REQUIRED ACTION
Search the listing below for the string "title" and copy every line where it occurs.

DATA
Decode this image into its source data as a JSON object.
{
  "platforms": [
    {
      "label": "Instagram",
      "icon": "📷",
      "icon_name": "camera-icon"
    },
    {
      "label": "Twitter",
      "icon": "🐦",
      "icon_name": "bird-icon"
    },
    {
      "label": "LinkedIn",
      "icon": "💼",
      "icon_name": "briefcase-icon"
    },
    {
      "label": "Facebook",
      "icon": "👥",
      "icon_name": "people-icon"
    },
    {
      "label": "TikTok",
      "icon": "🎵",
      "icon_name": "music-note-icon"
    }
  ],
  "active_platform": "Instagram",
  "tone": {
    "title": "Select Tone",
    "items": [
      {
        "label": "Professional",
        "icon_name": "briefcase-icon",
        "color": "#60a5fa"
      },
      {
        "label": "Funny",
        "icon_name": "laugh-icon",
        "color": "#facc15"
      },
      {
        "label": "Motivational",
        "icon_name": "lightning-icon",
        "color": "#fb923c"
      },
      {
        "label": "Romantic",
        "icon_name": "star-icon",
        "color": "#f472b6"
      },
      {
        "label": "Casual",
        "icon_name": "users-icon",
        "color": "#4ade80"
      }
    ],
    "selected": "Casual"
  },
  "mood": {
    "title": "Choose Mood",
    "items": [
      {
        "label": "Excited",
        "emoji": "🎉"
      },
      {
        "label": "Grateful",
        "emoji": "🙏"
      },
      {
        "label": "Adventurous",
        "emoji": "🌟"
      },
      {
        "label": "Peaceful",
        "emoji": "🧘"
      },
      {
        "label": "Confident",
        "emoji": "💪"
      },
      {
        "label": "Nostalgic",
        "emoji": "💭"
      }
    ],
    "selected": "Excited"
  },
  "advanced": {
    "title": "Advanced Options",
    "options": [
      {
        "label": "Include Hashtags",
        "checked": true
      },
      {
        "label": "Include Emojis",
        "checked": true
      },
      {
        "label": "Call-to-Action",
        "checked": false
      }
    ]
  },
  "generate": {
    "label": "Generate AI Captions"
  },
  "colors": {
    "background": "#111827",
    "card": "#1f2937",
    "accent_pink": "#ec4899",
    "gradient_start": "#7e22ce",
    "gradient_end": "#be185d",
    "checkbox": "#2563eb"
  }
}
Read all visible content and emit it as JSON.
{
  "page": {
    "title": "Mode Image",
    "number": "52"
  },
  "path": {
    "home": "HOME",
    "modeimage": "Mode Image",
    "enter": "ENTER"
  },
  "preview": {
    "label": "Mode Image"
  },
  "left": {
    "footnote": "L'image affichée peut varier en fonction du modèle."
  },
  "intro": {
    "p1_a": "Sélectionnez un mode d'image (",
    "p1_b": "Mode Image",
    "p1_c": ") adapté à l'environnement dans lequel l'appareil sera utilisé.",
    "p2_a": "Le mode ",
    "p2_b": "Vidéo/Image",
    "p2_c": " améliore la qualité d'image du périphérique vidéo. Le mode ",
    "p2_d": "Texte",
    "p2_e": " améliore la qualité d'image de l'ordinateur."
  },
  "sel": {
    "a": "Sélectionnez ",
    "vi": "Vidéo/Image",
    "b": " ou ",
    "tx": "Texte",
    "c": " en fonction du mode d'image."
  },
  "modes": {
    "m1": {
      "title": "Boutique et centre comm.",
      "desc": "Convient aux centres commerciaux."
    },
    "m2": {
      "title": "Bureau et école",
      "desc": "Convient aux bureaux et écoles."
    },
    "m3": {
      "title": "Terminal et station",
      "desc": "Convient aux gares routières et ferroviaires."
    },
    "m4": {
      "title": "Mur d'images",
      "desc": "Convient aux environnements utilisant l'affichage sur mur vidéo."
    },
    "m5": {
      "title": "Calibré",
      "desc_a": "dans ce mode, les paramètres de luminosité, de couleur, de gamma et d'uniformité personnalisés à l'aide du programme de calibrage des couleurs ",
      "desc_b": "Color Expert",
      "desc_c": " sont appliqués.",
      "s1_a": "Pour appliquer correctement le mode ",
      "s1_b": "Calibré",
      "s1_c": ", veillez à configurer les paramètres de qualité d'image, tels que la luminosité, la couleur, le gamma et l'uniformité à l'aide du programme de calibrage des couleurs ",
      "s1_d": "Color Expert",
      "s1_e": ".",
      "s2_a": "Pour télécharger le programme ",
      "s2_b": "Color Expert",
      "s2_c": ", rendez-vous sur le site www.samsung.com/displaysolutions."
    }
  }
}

RESPONSE BOX
    "title": "Select Tone",
    "title": "Choose Mood",
    "title": "Advanced Options",
    "title": "Mode Image",
      "title": "Boutique et centre comm.",
      "title": "Bureau et école",
      "title": "Terminal et station",
      "title": "Mur d'images",
      "title": "Calibré",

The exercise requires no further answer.